From Chris Ware to Dash Shaw to Grant Morrison, many of today's most innovative creators play innovative games with the way time and space are portrayed in comics. But for my money, it's tough to top the tour-de-force performance that is "Here," by cartoonist/illustrator/designer/musician Richard McGuire. Originally published in Art Spiegelman and Françoise Mouly's seminal RAW anthology in 1989, the strip starts with a shot of the corner of a living room in an unassuming suburban house...and then proceeds to show what happened in that corner -- or the space it either used to or will one day occupy -- in a dizzying number of time periods, from 500,957,406,073 BC to 2033 AD. McGuire slices, dices, and subdivides his panels to create little windows into different years, so that a single panel can show the same person posing for photographs in 1964, 1974, and 1984; or a man lounging in 1987, another man talking in 2027, a firefighter extinguishing a blaze in 2029, and a Native American lying dead on the ground in 1850. Besides being technically stunning and formally daring, it's a provocative and I'd say moving take on the passage of time.
"Here" has since been reprinted in Todd Hignite's Comic Art magazine and Ivan Brunetti's An Anthology of Graphic Fiction, Cartoons and True Stories from Yale University Press, but it's still relatively hard to come by given its landmark status. Fortunately, the entire strip has been posted on the Rutgers University website, and with McGuire's permission I'm happily linking to it and encouraging you all to read it if you haven't already. My description may make it sound confusing or dry, but trust me, when you get into the rhythm of the thing, it's a knockout. And McGuire knows from rhythm, of course: He's the bassist for the legendary post-punk band Liquid Liquid, and thus putting him in the enviable position of having crafted both one of the greatest comics and greatest basslines of all time.

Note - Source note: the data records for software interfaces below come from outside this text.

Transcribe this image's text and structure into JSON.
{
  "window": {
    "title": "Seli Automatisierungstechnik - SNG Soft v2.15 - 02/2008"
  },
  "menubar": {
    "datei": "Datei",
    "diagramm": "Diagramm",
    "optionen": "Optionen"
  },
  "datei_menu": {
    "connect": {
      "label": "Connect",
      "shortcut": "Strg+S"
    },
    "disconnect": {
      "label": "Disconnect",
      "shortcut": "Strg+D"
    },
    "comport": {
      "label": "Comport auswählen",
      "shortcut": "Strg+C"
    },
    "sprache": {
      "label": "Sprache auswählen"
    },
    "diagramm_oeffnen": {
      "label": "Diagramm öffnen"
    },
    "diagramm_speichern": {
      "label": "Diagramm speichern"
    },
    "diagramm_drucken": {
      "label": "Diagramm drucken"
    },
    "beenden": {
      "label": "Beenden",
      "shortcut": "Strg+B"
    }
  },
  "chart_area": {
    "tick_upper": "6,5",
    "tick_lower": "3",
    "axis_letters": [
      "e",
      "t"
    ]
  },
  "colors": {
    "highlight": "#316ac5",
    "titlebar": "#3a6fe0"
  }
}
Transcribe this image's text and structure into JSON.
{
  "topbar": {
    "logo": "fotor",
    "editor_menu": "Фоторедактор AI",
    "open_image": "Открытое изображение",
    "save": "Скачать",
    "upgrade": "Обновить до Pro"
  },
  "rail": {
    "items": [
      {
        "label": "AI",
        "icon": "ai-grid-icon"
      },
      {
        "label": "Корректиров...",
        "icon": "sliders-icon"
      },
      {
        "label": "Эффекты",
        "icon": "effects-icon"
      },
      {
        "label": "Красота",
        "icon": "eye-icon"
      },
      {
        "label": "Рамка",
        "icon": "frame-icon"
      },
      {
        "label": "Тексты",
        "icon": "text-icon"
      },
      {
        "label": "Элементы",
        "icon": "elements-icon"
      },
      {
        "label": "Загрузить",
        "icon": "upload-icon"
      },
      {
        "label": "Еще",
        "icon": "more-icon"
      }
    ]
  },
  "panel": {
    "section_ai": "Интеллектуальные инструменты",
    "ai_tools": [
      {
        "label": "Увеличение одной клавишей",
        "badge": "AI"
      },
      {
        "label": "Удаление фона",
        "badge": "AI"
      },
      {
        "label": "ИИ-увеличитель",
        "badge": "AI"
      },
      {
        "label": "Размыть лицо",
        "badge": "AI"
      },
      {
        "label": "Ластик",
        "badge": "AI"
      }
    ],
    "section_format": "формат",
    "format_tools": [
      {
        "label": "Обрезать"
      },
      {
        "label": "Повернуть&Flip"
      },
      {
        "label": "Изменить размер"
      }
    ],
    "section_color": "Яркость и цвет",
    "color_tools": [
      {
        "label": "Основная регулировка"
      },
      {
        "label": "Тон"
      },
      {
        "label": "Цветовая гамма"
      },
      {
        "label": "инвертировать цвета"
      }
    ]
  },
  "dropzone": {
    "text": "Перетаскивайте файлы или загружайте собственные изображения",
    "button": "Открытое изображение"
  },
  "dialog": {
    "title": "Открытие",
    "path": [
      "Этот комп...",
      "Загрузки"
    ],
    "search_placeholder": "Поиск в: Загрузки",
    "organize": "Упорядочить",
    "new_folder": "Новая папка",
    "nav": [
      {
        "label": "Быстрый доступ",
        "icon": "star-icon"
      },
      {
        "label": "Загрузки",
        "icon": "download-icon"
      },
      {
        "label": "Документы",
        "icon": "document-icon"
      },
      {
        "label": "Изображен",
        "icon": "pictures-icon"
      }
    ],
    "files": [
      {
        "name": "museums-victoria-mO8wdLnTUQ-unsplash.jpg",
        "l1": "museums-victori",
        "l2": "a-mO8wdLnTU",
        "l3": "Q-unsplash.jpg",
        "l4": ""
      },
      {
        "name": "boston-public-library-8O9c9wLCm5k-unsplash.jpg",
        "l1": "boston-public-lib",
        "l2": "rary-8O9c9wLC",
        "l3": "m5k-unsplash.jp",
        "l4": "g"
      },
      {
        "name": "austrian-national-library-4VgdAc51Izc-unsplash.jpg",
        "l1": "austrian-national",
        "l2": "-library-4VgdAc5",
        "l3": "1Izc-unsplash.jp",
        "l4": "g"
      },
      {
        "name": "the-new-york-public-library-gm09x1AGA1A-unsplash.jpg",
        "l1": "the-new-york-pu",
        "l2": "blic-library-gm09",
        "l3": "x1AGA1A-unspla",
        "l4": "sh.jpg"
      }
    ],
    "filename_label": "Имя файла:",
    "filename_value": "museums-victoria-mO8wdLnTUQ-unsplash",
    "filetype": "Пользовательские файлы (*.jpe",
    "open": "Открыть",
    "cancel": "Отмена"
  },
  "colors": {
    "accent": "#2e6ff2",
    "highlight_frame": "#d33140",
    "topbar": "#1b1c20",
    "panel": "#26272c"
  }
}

UPDATE: Bill Kartalopoulos reminds us that much of McGuire's work is currently on display in the Cartoon Polymaths art show at New York City's Parsons the New School for Design. And just in case the strip disappears from the Rutgers site, you can also read it at Entrecomics, as well as watch an impressive short film adaptation of it by Timothy Masick and William Traynor: